On Palm Island, Dr. and Mrs. Manuel Rico-Perez choose an Italian villa of a house with beamed ceilings, iron grills, imported tile and 250 feet of bayfront.
One recent buyer was Ronald Molko, the Art Deco developer of the recycled 30s Promenade and the Sheridan on 41st Street. Mr. Molko has spent money lavishly on his North Bay Road house, adding tennis courts, a bath house pavilion, new broad porches, and an interior designed by Cindy Mufson. The gardens form a splendid area for entertaining. Mr. Molko is a graduate of Beach High, where his classmate was Mayor Norman Ciment. He returned to the Beach from Kendall.

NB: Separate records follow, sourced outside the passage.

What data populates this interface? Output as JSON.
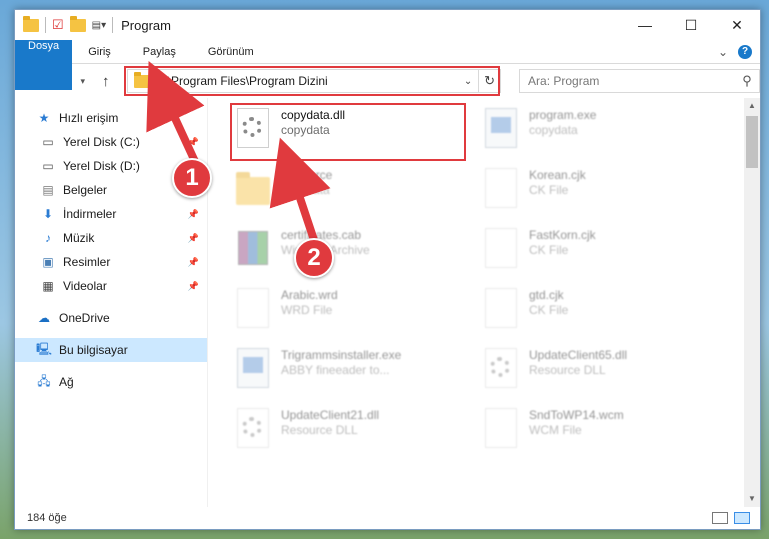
{
  "window": {
    "title": "Program"
  },
  "ribbon": {
    "tabs": [
      "Dosya",
      "Giriş",
      "Paylaş",
      "Görünüm"
    ]
  },
  "address": {
    "path": "C:\\Program Files\\Program Dizini"
  },
  "search": {
    "placeholder": "Ara: Program"
  },
  "sidebar": {
    "items": [
      {
        "label": "Hızlı erişim",
        "icon": "star-icon"
      },
      {
        "label": "Yerel Disk (C:)",
        "icon": "drive-icon"
      },
      {
        "label": "Yerel Disk (D:)",
        "icon": "drive-icon"
      },
      {
        "label": "Belgeler",
        "icon": "documents-icon"
      },
      {
        "label": "İndirmeler",
        "icon": "download-icon"
      },
      {
        "label": "Müzik",
        "icon": "music-icon"
      },
      {
        "label": "Resimler",
        "icon": "pictures-icon"
      },
      {
        "label": "Videolar",
        "icon": "video-icon"
      },
      {
        "label": "OneDrive",
        "icon": "cloud-icon"
      },
      {
        "label": "Bu bilgisayar",
        "icon": "computer-icon"
      },
      {
        "label": "Ağ",
        "icon": "network-icon"
      }
    ]
  },
  "files": [
    {
      "name": "copydata.dll",
      "sub": "copydata",
      "type": "dll"
    },
    {
      "name": "program.exe",
      "sub": "copydata",
      "type": "exe"
    },
    {
      "name": "Resource",
      "sub": "copydata",
      "type": "folder"
    },
    {
      "name": "Korean.cjk",
      "sub": "CK File",
      "type": "doc"
    },
    {
      "name": "certificates.cab",
      "sub": "WinRAR Archive",
      "type": "rar"
    },
    {
      "name": "FastKorn.cjk",
      "sub": "CK File",
      "type": "doc"
    },
    {
      "name": "Arabic.wrd",
      "sub": "WRD File",
      "type": "doc"
    },
    {
      "name": "gtd.cjk",
      "sub": "CK File",
      "type": "doc"
    },
    {
      "name": "Trigrammsinstaller.exe",
      "sub": "ABBY fineeader to...",
      "type": "exe"
    },
    {
      "name": "UpdateClient65.dll",
      "sub": "Resource DLL",
      "type": "dll"
    },
    {
      "name": "UpdateClient21.dll",
      "sub": "Resource DLL",
      "type": "dll"
    },
    {
      "name": "SndToWP14.wcm",
      "sub": "WCM File",
      "type": "doc"
    }
  ],
  "status": {
    "count": "184 öğe"
  },
  "markers": {
    "one": "1",
    "two": "2"
  }
}
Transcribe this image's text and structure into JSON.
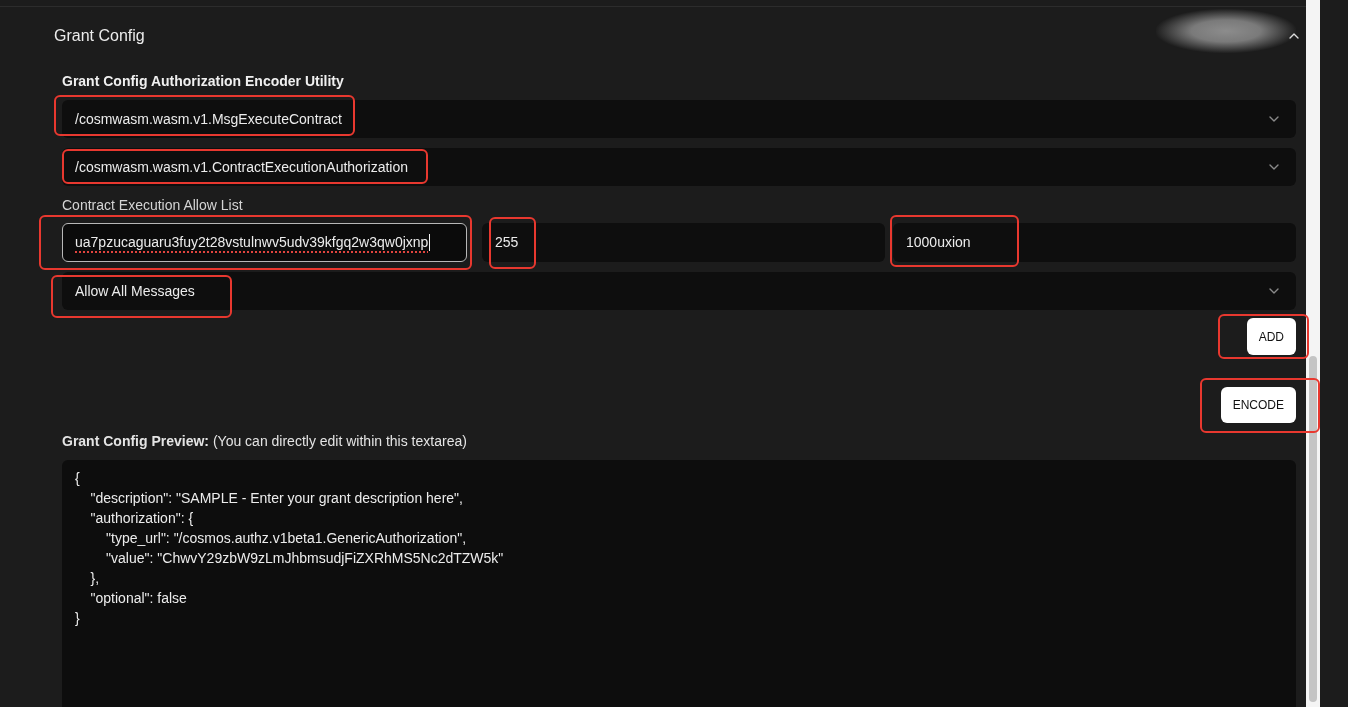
{
  "section": {
    "title": "Grant Config",
    "expanded": true
  },
  "encoder": {
    "title": "Grant Config Authorization Encoder Utility",
    "message_type": {
      "value": "/cosmwasm.wasm.v1.MsgExecuteContract",
      "highlighted": true
    },
    "authorization_type": {
      "value": "/cosmwasm.wasm.v1.ContractExecutionAuthorization",
      "highlighted": true
    },
    "allow_list": {
      "label": "Contract Execution Allow List",
      "fields": [
        {
          "value": "ua7pzucaguaru3fuy2t28vstulnwv5udv39kfgq2w3qw0jxnp",
          "focused": true,
          "misspelled": true,
          "highlighted": true
        },
        {
          "value": "255",
          "focused": false,
          "misspelled": false,
          "highlighted": true
        },
        {
          "value": "1000uxion",
          "focused": false,
          "misspelled": false,
          "highlighted": true
        }
      ]
    },
    "filter": {
      "value": "Allow All Messages",
      "highlighted": true
    },
    "buttons": [
      {
        "label": "ADD",
        "highlighted": true
      },
      {
        "label": "ENCODE",
        "highlighted": true
      }
    ]
  },
  "preview": {
    "label": "**Grant Config Preview:** (You can directly edit within this textarea)",
    "value": "{\n    \"description\": \"SAMPLE - Enter your grant description here\",\n    \"authorization\": {\n        \"type_url\": \"/cosmos.authz.v1beta1.GenericAuthorization\",\n        \"value\": \"ChwvY29zbW9zLmJhbmsudjFiZXRhMS5Nc2dTZW5k\"\n    },\n    \"optional\": false\n}"
  }
}
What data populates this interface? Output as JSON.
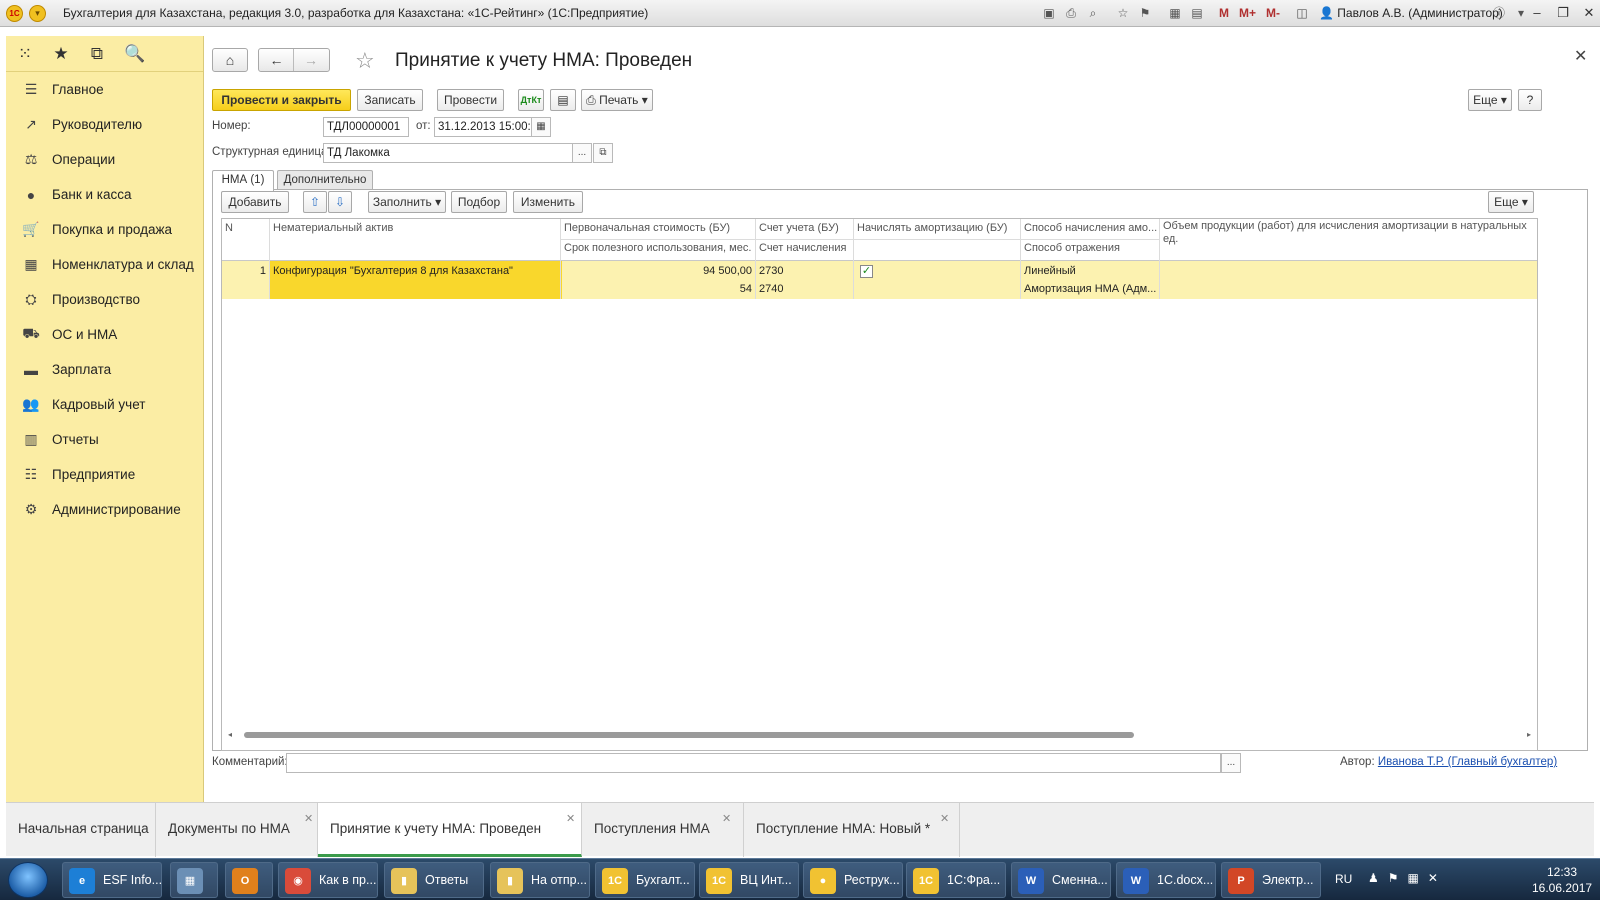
{
  "window": {
    "title": "Бухгалтерия для Казахстана, редакция 3.0, разработка для Казахстана: «1С-Рейтинг» (1С:Предприятие)",
    "user": "Павлов А.В. (Администратор)",
    "toolbar_m": "M",
    "toolbar_mplus": "M+",
    "toolbar_mminus": "M-"
  },
  "sidebar": {
    "items": [
      {
        "label": "Главное",
        "icon": "menu-lines-icon"
      },
      {
        "label": "Руководителю",
        "icon": "trend-icon"
      },
      {
        "label": "Операции",
        "icon": "operations-icon"
      },
      {
        "label": "Банк и касса",
        "icon": "bank-icon"
      },
      {
        "label": "Покупка и продажа",
        "icon": "cart-icon"
      },
      {
        "label": "Номенклатура и склад",
        "icon": "grid-icon"
      },
      {
        "label": "Производство",
        "icon": "factory-icon"
      },
      {
        "label": "ОС и НМА",
        "icon": "truck-icon"
      },
      {
        "label": "Зарплата",
        "icon": "wallet-icon"
      },
      {
        "label": "Кадровый учет",
        "icon": "people-icon"
      },
      {
        "label": "Отчеты",
        "icon": "bar-chart-icon"
      },
      {
        "label": "Предприятие",
        "icon": "list-icon"
      },
      {
        "label": "Администрирование",
        "icon": "gear-icon"
      }
    ]
  },
  "document": {
    "title": "Принятие к учету НМА: Проведен",
    "buttons": {
      "post_close": "Провести и закрыть",
      "save": "Записать",
      "post": "Провести",
      "print": "Печать",
      "more": "Еще",
      "help": "?"
    },
    "number_label": "Номер:",
    "number_value": "ТДЛ00000001",
    "date_label": "от:",
    "date_value": "31.12.2013 15:00:0",
    "unit_label": "Структурная единица:",
    "unit_value": "ТД Лакомка",
    "unit_select": "...",
    "tabs": [
      "НМА (1)",
      "Дополнительно"
    ],
    "table_toolbar": {
      "add": "Добавить",
      "fill": "Заполнить",
      "pick": "Подбор",
      "change": "Изменить",
      "more": "Еще"
    },
    "columns": {
      "n": "N",
      "asset": "Нематериальный актив",
      "cost": "Первоначальная стоимость (БУ)",
      "life": "Срок полезного использования, мес.",
      "account": "Счет учета (БУ)",
      "accrual_account": "Счет начисления",
      "amortize": "Начислять амортизацию (БУ)",
      "method": "Способ начисления амо...",
      "reflection": "Способ отражения",
      "volume": "Объем продукции (работ) для исчисления амортизации в натуральных ед."
    },
    "rows": [
      {
        "n": "1",
        "asset": "Конфигурация \"Бухгалтерия 8 для Казахстана\"",
        "cost": "94 500,00",
        "life": "54",
        "account": "2730",
        "accrual_account": "2740",
        "amortize": true,
        "method": "Линейный",
        "reflection": "Амортизация НМА (Адм..."
      }
    ],
    "comment_label": "Комментарий:",
    "comment_value": "",
    "comment_select": "...",
    "author_label": "Автор:",
    "author_value": "Иванова Т.Р. (Главный бухгалтер)"
  },
  "open_windows": [
    {
      "label": "Начальная страница",
      "closable": false,
      "active": false
    },
    {
      "label": "Документы по НМА",
      "closable": true,
      "active": false
    },
    {
      "label": "Принятие к учету НМА: Проведен",
      "closable": true,
      "active": true
    },
    {
      "label": "Поступления НМА",
      "closable": true,
      "active": false
    },
    {
      "label": "Поступление НМА: Новый *",
      "closable": true,
      "active": false
    }
  ],
  "taskbar": {
    "tasks": [
      {
        "label": "ESF Info...",
        "icon_text": "e",
        "color": "#1d7fd6"
      },
      {
        "label": "",
        "icon_text": "▦",
        "color": "#6b8fb5"
      },
      {
        "label": "",
        "icon_text": "O",
        "color": "#e0801c"
      },
      {
        "label": "Как в пр...",
        "icon_text": "◉",
        "color": "#d94b3a"
      },
      {
        "label": "Ответы",
        "icon_text": "▮",
        "color": "#e6c35a"
      },
      {
        "label": "На отпр...",
        "icon_text": "▮",
        "color": "#e6c35a"
      },
      {
        "label": "Бухгалт...",
        "icon_text": "1C",
        "color": "#f1c232"
      },
      {
        "label": "ВЦ Инт...",
        "icon_text": "1C",
        "color": "#f1c232"
      },
      {
        "label": "Реструк...",
        "icon_text": "●",
        "color": "#f1c232"
      },
      {
        "label": "1С:Фра...",
        "icon_text": "1C",
        "color": "#f1c232"
      },
      {
        "label": "Сменна...",
        "icon_text": "W",
        "color": "#2b5fb8"
      },
      {
        "label": "1C.docx...",
        "icon_text": "W",
        "color": "#2b5fb8"
      },
      {
        "label": "Электр...",
        "icon_text": "P",
        "color": "#d24726"
      }
    ],
    "lang": "RU",
    "time": "12:33",
    "date": "16.06.2017"
  }
}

Mickey Wolfson also grew up on the Beach in a beautiful house on North Bay Road built for this parents, Colonel Mitchelll and Frances Wolfson, at the beginning of the century. A party for the Bertha Abess Foundation this spring, had the notable guests sitting under the trees with the rear façade as an almost operatic setting, and dancing on the terrazzo patio around the fountain.
Other children of founding Beach families who now own their own homes in the residential district include Carole Wien Portier, who has divided a charming townhouse complex with the distinguished designers, Charles and Camille Lehman; David and Linda Nevel (his father Joseph, owns Pershing Auto) and Diane and Isaac Camber. Diane, Director of the Bass Museum, returned from life in Lafayette, Tex. in the 70s to buy back her parent’s house on Sheridan.
Still others affecting the development are designers such as Leonard L. Horowitz (whose father, Irving Horowitz, is with Shearson, American Express on Miami Beach) Richard Hoberman, a leader in MDPL’s restoration and an economic development specialist, who also grew up on the Beach in a classic Mediterranean suburban house on Sheridan Avenue; the Miami Design Preservation League’s Ton Luyk, Florence Pion, and of course, the redoubtable Edith Irma Siegel, and her daughters Renee Marshall, and Carole Posner.
They are bringing to the Beach the new high style, family or suburban year-round living of our time. The new islanders, with their worldwide sophistication, should affect the insular politics of the Beach and bring new breadth to the libraries, museums, theatres, and other cultural resources.
With all this restoration going on, there is a new note—compatible contemporary new buildings as well. Like the Grove or the Gables, Miami Beach is seeing an infusion of stunning new houses—some of which like that designed by Charles Harrison Pawley on Sunset I or the house planned by young Octavio Robles for Alton Road, these new homes are designed to blend well with site and surroundings.
Barbara Baer Capitman is president of the Art Deco Societies of America Inc. and of the Miami Design Preservation League. She, too, lives on Miami Beach.